** Records provided follows **

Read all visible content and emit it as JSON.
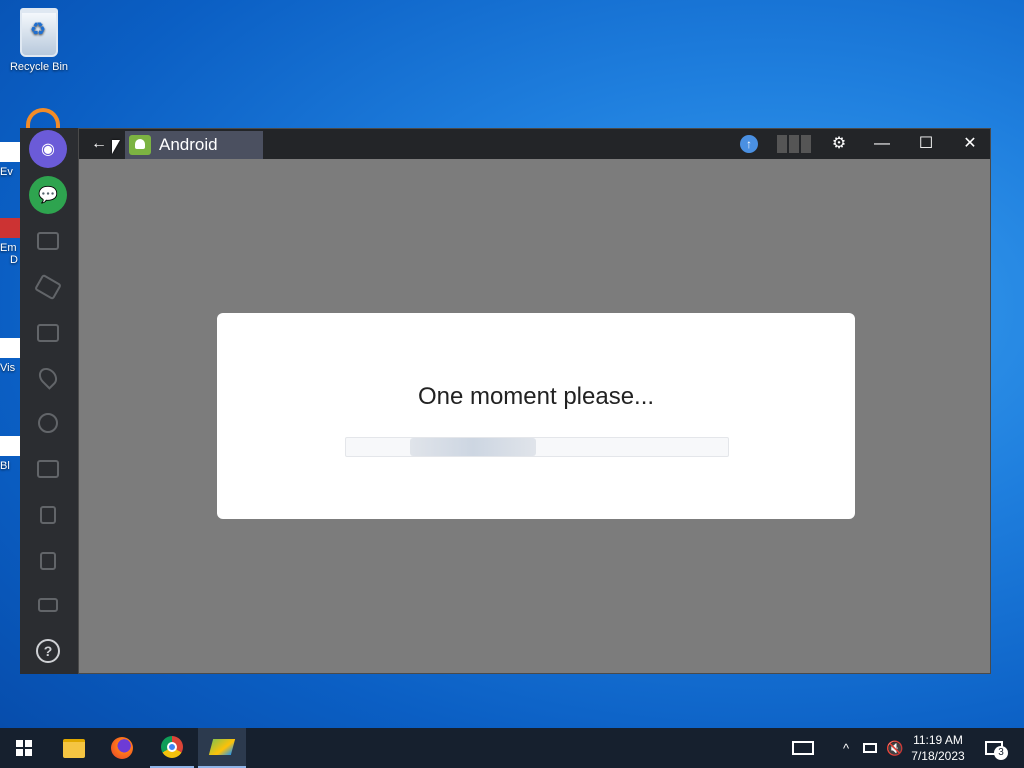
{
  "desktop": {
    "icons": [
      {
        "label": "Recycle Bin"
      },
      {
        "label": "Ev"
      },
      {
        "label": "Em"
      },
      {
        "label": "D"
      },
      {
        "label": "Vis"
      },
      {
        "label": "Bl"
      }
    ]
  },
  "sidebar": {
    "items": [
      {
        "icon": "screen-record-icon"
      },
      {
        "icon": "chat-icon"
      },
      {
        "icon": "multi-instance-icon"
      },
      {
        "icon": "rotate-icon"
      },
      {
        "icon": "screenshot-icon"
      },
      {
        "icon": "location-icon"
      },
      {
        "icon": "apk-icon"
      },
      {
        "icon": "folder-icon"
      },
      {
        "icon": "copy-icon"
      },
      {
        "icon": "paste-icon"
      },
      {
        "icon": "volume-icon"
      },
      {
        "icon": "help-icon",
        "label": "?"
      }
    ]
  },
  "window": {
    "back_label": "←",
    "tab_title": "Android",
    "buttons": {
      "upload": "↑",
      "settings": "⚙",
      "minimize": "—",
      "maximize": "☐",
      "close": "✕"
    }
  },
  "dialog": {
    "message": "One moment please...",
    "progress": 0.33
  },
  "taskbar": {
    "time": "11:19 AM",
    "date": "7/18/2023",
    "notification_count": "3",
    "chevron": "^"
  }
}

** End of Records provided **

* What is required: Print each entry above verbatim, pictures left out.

* Written answer:
Read all visible content and emit it as JSON.
{
  "desktop": {
    "icons": [
      {
        "label": "Recycle Bin"
      },
      {
        "label": "Ev"
      },
      {
        "label": "Em"
      },
      {
        "label": "D"
      },
      {
        "label": "Vis"
      },
      {
        "label": "Bl"
      }
    ]
  },
  "sidebar": {
    "items": [
      {
        "icon": "screen-record-icon"
      },
      {
        "icon": "chat-icon"
      },
      {
        "icon": "multi-instance-icon"
      },
      {
        "icon": "rotate-icon"
      },
      {
        "icon": "screenshot-icon"
      },
      {
        "icon": "location-icon"
      },
      {
        "icon": "apk-icon"
      },
      {
        "icon": "folder-icon"
      },
      {
        "icon": "copy-icon"
      },
      {
        "icon": "paste-icon"
      },
      {
        "icon": "volume-icon"
      },
      {
        "icon": "help-icon",
        "label": "?"
      }
    ]
  },
  "window": {
    "back_label": "←",
    "tab_title": "Android",
    "buttons": {
      "upload": "↑",
      "settings": "⚙",
      "minimize": "—",
      "maximize": "☐",
      "close": "✕"
    }
  },
  "dialog": {
    "message": "One moment please...",
    "progress": 0.33
  },
  "taskbar": {
    "time": "11:19 AM",
    "date": "7/18/2023",
    "notification_count": "3",
    "chevron": "^"
  }
}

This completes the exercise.